As part of an ongoing campaign by the government to raise awareness of the country’s new law for the entry, exit, and residency of expats, Qatar has been hosting a series of workshops.
Under the provisions of Law No. 21 of 2015, the Ministry of Administrative Development, Labour & Social Affairs (MADLSA) and Ministry of Interior (MoI) have conducted regular seminars, aimed at educating the business owners and expats of their rights and obligations, reports Gulf Times.
Pogrammes and workshops were held as part of the awareness campaigns, wherein, various businessmen from Qatar Chamber, representatives of labour affairs from various embassies in Qatar, heads of labour communities, and representatives of private companies and workers participated.
An official from the Ministry of Administrative Development, Labour & Social Affairs, highlighted that the new law includes several new protections for workers during all stages of the migration cycle – from recruitment to repatriation.
He added that all expatriates will benefit from the changes, including domestic, blue-collar and white-collar workers.
As such, the new law will offer substantial new freedoms and protections for more than 2.1mn foreign workers in the country.
New options for workers to change jobs and apply for exit permits, as well as new regulations to prevent the exploitation of low-income workers would be made available to the workers as part of the new law.
The Kafala system would also be abolished through the new law and a modernised, contract-based system would come into effect.
Moreover, prospective migrant workers will be able to see a copy of their job contract, prior to leaving their country of origin, as obtaining a work visa will now require the existence of a job contract approved by the Ministry, as reported by the Gulf Times.
The law also puts forward that if any employers are found to have confiscated passports, they can be fined up to QR25,000 per worker.
It may be mentioned that that His Highness the Emir Sheikh Tamim bin Hamad al-Thani announced reforms in the entry, exit and residence of workers in October 2015, which will come into effect on December 13, 2016.
One of the highlights of the new law is the setting up of the Exit Permit Grievances Committee that will consist of officials from the Ministry of Interior, the Ministry of Administrative Development, Labour & Social Affairs, and representatives of the National Human Rights Committee.
A worker can appeal to the Exit Permit Grievances Committee in case an employer refuses an employee the permission to leave the country.

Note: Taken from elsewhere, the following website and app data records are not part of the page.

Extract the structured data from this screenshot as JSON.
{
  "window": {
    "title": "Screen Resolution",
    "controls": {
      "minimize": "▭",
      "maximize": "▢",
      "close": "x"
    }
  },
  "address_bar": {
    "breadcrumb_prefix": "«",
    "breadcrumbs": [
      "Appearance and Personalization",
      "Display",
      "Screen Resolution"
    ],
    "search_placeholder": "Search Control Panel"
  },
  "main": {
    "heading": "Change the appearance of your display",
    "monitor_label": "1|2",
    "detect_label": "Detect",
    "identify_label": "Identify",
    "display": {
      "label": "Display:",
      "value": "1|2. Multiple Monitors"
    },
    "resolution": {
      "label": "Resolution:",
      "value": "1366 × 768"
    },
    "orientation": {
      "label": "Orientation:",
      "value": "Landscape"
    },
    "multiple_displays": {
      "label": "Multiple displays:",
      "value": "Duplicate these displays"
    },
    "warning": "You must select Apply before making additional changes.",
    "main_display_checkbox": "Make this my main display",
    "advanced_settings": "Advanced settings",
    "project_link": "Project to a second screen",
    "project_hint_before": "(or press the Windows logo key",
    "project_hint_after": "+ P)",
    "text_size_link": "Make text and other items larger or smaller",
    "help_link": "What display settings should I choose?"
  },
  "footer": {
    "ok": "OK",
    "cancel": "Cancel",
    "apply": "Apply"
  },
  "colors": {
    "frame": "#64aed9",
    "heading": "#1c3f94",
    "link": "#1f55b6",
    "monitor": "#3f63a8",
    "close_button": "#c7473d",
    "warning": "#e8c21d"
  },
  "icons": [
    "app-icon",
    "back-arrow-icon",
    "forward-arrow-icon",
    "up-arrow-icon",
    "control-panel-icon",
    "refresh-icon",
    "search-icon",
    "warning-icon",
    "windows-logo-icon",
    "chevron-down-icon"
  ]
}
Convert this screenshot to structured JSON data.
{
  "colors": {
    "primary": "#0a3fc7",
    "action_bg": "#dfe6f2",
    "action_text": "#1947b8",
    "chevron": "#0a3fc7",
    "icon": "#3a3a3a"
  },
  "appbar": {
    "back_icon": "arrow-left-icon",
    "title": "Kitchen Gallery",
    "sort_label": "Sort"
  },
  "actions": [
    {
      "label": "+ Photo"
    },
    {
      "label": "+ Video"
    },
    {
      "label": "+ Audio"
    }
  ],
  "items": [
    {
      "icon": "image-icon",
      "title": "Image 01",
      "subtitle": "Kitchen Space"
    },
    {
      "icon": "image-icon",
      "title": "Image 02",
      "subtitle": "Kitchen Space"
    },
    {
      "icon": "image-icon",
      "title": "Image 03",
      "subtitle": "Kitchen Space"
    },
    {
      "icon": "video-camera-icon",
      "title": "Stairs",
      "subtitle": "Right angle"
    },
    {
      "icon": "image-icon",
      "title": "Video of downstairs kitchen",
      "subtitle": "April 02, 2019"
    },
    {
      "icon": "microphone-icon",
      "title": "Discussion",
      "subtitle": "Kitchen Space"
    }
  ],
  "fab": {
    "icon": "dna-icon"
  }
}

The committee will give him the opportunity to contest any evidence that may have been used against him. The worker will also have the opportunity to appeal for clemency, in cases where they owe debt but need to return home for a medical or family emergency.